Data records for software interfaces

---*---

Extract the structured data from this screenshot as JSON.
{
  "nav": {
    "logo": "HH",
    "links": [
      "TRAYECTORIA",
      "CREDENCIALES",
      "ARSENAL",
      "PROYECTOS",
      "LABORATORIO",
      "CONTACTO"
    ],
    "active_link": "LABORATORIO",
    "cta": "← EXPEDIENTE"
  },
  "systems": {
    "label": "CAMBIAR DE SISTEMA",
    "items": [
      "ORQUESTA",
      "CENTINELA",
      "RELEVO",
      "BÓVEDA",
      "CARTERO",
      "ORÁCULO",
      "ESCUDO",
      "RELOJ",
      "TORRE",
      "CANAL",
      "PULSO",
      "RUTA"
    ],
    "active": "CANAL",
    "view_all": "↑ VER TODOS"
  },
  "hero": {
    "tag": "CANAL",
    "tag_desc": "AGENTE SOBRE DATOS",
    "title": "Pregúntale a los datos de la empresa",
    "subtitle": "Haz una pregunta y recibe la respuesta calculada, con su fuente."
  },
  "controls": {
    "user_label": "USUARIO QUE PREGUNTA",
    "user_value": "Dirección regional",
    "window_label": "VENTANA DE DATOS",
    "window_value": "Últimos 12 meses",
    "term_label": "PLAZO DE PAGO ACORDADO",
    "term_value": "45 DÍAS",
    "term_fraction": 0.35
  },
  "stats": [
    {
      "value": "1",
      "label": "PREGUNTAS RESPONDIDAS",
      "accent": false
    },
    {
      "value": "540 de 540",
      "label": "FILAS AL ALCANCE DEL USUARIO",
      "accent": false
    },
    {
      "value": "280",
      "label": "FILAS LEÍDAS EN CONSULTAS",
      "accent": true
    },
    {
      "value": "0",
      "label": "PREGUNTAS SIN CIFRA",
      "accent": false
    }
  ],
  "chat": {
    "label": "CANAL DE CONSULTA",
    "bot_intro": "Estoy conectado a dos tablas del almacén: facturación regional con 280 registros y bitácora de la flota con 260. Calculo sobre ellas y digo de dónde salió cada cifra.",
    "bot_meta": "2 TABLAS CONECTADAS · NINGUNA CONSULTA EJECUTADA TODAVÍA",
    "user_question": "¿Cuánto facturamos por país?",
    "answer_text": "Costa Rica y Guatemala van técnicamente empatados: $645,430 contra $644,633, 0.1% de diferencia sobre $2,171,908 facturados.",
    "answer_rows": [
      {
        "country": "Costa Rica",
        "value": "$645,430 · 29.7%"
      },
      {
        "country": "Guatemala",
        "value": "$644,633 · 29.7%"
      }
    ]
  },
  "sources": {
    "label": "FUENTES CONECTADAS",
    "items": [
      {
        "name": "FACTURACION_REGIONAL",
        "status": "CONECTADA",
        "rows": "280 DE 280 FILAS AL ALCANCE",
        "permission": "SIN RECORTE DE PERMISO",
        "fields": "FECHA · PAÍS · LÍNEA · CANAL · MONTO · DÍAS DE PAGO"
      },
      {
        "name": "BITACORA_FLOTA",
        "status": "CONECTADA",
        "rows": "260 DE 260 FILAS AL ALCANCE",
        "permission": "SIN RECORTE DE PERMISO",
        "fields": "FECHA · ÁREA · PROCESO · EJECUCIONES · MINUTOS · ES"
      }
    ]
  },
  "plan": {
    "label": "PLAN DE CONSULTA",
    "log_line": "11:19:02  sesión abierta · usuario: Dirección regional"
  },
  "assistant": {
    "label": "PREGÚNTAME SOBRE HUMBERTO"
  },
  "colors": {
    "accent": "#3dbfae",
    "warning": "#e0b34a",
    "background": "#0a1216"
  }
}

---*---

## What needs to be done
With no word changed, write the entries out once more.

## The answer
Extract the structured data from this screenshot as JSON.
{
  "nav": {
    "logo": "HH",
    "links": [
      "TRAYECTORIA",
      "CREDENCIALES",
      "ARSENAL",
      "PROYECTOS",
      "LABORATORIO",
      "CONTACTO"
    ],
    "active_link": "LABORATORIO",
    "cta": "← EXPEDIENTE"
  },
  "systems": {
    "label": "CAMBIAR DE SISTEMA",
    "items": [
      "ORQUESTA",
      "CENTINELA",
      "RELEVO",
      "BÓVEDA",
      "CARTERO",
      "ORÁCULO",
      "ESCUDO",
      "RELOJ",
      "TORRE",
      "CANAL",
      "PULSO",
      "RUTA"
    ],
    "active": "CANAL",
    "view_all": "↑ VER TODOS"
  },
  "hero": {
    "tag": "CANAL",
    "tag_desc": "AGENTE SOBRE DATOS",
    "title": "Pregúntale a los datos de la empresa",
    "subtitle": "Haz una pregunta y recibe la respuesta calculada, con su fuente."
  },
  "controls": {
    "user_label": "USUARIO QUE PREGUNTA",
    "user_value": "Dirección regional",
    "window_label": "VENTANA DE DATOS",
    "window_value": "Últimos 12 meses",
    "term_label": "PLAZO DE PAGO ACORDADO",
    "term_value": "45 DÍAS",
    "term_fraction": 0.35
  },
  "stats": [
    {
      "value": "1",
      "label": "PREGUNTAS RESPONDIDAS",
      "accent": false
    },
    {
      "value": "540 de 540",
      "label": "FILAS AL ALCANCE DEL USUARIO",
      "accent": false
    },
    {
      "value": "280",
      "label": "FILAS LEÍDAS EN CONSULTAS",
      "accent": true
    },
    {
      "value": "0",
      "label": "PREGUNTAS SIN CIFRA",
      "accent": false
    }
  ],
  "chat": {
    "label": "CANAL DE CONSULTA",
    "bot_intro": "Estoy conectado a dos tablas del almacén: facturación regional con 280 registros y bitácora de la flota con 260. Calculo sobre ellas y digo de dónde salió cada cifra.",
    "bot_meta": "2 TABLAS CONECTADAS · NINGUNA CONSULTA EJECUTADA TODAVÍA",
    "user_question": "¿Cuánto facturamos por país?",
    "answer_text": "Costa Rica y Guatemala van técnicamente empatados: $645,430 contra $644,633, 0.1% de diferencia sobre $2,171,908 facturados.",
    "answer_rows": [
      {
        "country": "Costa Rica",
        "value": "$645,430 · 29.7%"
      },
      {
        "country": "Guatemala",
        "value": "$644,633 · 29.7%"
      }
    ]
  },
  "sources": {
    "label": "FUENTES CONECTADAS",
    "items": [
      {
        "name": "FACTURACION_REGIONAL",
        "status": "CONECTADA",
        "rows": "280 DE 280 FILAS AL ALCANCE",
        "permission": "SIN RECORTE DE PERMISO",
        "fields": "FECHA · PAÍS · LÍNEA · CANAL · MONTO · DÍAS DE PAGO"
      },
      {
        "name": "BITACORA_FLOTA",
        "status": "CONECTADA",
        "rows": "260 DE 260 FILAS AL ALCANCE",
        "permission": "SIN RECORTE DE PERMISO",
        "fields": "FECHA · ÁREA · PROCESO · EJECUCIONES · MINUTOS · ES"
      }
    ]
  },
  "plan": {
    "label": "PLAN DE CONSULTA",
    "log_line": "11:19:02  sesión abierta · usuario: Dirección regional"
  },
  "assistant": {
    "label": "PREGÚNTAME SOBRE HUMBERTO"
  },
  "colors": {
    "accent": "#3dbfae",
    "warning": "#e0b34a",
    "background": "#0a1216"
  }
}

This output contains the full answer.